> ACTIVITY
Print each entry word for word.

> RECORDED INFORMATION
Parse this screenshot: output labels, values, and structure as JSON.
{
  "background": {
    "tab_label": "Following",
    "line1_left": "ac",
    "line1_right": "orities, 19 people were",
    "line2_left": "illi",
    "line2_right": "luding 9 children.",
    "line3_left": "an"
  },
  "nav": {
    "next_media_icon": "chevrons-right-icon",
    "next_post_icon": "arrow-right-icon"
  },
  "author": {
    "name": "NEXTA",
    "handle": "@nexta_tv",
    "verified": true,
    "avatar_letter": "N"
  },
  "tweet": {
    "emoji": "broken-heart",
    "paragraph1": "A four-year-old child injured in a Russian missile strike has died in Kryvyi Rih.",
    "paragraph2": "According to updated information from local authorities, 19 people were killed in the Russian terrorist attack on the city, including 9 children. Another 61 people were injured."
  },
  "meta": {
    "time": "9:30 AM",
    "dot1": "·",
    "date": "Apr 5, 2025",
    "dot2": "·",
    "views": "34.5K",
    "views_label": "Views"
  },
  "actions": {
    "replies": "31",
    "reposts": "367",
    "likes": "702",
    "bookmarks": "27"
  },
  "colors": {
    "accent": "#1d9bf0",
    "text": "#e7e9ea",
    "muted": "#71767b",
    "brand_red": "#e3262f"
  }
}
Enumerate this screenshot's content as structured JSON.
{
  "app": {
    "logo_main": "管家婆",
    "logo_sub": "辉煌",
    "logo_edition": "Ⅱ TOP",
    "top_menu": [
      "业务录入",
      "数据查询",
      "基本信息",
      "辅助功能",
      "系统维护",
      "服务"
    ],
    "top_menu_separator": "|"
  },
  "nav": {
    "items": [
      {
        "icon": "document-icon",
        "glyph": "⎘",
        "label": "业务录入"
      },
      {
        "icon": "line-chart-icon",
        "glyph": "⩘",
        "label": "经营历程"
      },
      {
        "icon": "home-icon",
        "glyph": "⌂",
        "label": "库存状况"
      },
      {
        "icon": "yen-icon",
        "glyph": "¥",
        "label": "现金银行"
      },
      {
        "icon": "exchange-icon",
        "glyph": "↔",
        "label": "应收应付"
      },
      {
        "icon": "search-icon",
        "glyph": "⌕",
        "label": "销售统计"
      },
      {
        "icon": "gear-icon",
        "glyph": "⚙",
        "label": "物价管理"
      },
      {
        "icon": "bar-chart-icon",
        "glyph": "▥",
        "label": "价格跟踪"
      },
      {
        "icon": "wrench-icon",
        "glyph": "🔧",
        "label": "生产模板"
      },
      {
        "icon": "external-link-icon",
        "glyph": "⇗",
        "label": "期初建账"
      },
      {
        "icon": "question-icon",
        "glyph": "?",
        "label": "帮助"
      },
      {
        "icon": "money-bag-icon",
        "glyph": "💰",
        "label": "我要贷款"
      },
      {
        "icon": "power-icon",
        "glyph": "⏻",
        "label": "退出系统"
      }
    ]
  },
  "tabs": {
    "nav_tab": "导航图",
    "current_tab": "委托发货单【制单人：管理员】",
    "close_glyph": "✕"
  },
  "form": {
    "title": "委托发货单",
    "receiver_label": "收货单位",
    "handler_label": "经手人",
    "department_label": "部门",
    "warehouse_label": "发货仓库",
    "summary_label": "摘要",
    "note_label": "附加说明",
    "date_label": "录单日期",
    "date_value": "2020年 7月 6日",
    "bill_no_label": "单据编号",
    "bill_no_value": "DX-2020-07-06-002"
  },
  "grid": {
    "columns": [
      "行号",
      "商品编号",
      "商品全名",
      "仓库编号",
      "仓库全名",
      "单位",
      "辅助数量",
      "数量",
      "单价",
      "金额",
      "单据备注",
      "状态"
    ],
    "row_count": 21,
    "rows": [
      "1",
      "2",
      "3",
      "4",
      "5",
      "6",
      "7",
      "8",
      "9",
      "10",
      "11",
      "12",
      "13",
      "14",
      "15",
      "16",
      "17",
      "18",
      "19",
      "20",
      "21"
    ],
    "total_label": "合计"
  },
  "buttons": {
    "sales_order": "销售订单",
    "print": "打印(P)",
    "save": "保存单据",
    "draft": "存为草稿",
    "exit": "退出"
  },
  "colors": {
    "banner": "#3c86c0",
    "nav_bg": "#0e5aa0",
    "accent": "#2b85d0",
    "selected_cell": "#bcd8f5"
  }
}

> ANSWER SPACE
Parse this screenshot: output labels, values, and structure as JSON.
{
  "background": {
    "tab_label": "Following",
    "line1_left": "ac",
    "line1_right": "orities, 19 people were",
    "line2_left": "illi",
    "line2_right": "luding 9 children.",
    "line3_left": "an"
  },
  "nav": {
    "next_media_icon": "chevrons-right-icon",
    "next_post_icon": "arrow-right-icon"
  },
  "author": {
    "name": "NEXTA",
    "handle": "@nexta_tv",
    "verified": true,
    "avatar_letter": "N"
  },
  "tweet": {
    "emoji": "broken-heart",
    "paragraph1": "A four-year-old child injured in a Russian missile strike has died in Kryvyi Rih.",
    "paragraph2": "According to updated information from local authorities, 19 people were killed in the Russian terrorist attack on the city, including 9 children. Another 61 people were injured."
  },
  "meta": {
    "time": "9:30 AM",
    "dot1": "·",
    "date": "Apr 5, 2025",
    "dot2": "·",
    "views": "34.5K",
    "views_label": "Views"
  },
  "actions": {
    "replies": "31",
    "reposts": "367",
    "likes": "702",
    "bookmarks": "27"
  },
  "colors": {
    "accent": "#1d9bf0",
    "text": "#e7e9ea",
    "muted": "#71767b",
    "brand_red": "#e3262f"
  }
}
Enumerate this screenshot's content as structured JSON.
{
  "app": {
    "logo_main": "管家婆",
    "logo_sub": "辉煌",
    "logo_edition": "Ⅱ TOP",
    "top_menu": [
      "业务录入",
      "数据查询",
      "基本信息",
      "辅助功能",
      "系统维护",
      "服务"
    ],
    "top_menu_separator": "|"
  },
  "nav": {
    "items": [
      {
        "icon": "document-icon",
        "glyph": "⎘",
        "label": "业务录入"
      },
      {
        "icon": "line-chart-icon",
        "glyph": "⩘",
        "label": "经营历程"
      },
      {
        "icon": "home-icon",
        "glyph": "⌂",
        "label": "库存状况"
      },
      {
        "icon": "yen-icon",
        "glyph": "¥",
        "label": "现金银行"
      },
      {
        "icon": "exchange-icon",
        "glyph": "↔",
        "label": "应收应付"
      },
      {
        "icon": "search-icon",
        "glyph": "⌕",
        "label": "销售统计"
      },
      {
        "icon": "gear-icon",
        "glyph": "⚙",
        "label": "物价管理"
      },
      {
        "icon": "bar-chart-icon",
        "glyph": "▥",
        "label": "价格跟踪"
      },
      {
        "icon": "wrench-icon",
        "glyph": "🔧",
        "label": "生产模板"
      },
      {
        "icon": "external-link-icon",
        "glyph": "⇗",
        "label": "期初建账"
      },
      {
        "icon": "question-icon",
        "glyph": "?",
        "label": "帮助"
      },
      {
        "icon": "money-bag-icon",
        "glyph": "💰",
        "label": "我要贷款"
      },
      {
        "icon": "power-icon",
        "glyph": "⏻",
        "label": "退出系统"
      }
    ]
  },
  "tabs": {
    "nav_tab": "导航图",
    "current_tab": "委托发货单【制单人：管理员】",
    "close_glyph": "✕"
  },
  "form": {
    "title": "委托发货单",
    "receiver_label": "收货单位",
    "handler_label": "经手人",
    "department_label": "部门",
    "warehouse_label": "发货仓库",
    "summary_label": "摘要",
    "note_label": "附加说明",
    "date_label": "录单日期",
    "date_value": "2020年 7月 6日",
    "bill_no_label": "单据编号",
    "bill_no_value": "DX-2020-07-06-002"
  },
  "grid": {
    "columns": [
      "行号",
      "商品编号",
      "商品全名",
      "仓库编号",
      "仓库全名",
      "单位",
      "辅助数量",
      "数量",
      "单价",
      "金额",
      "单据备注",
      "状态"
    ],
    "row_count": 21,
    "rows": [
      "1",
      "2",
      "3",
      "4",
      "5",
      "6",
      "7",
      "8",
      "9",
      "10",
      "11",
      "12",
      "13",
      "14",
      "15",
      "16",
      "17",
      "18",
      "19",
      "20",
      "21"
    ],
    "total_label": "合计"
  },
  "buttons": {
    "sales_order": "销售订单",
    "print": "打印(P)",
    "save": "保存单据",
    "draft": "存为草稿",
    "exit": "退出"
  },
  "colors": {
    "banner": "#3c86c0",
    "nav_bg": "#0e5aa0",
    "accent": "#2b85d0",
    "selected_cell": "#bcd8f5"
  }
}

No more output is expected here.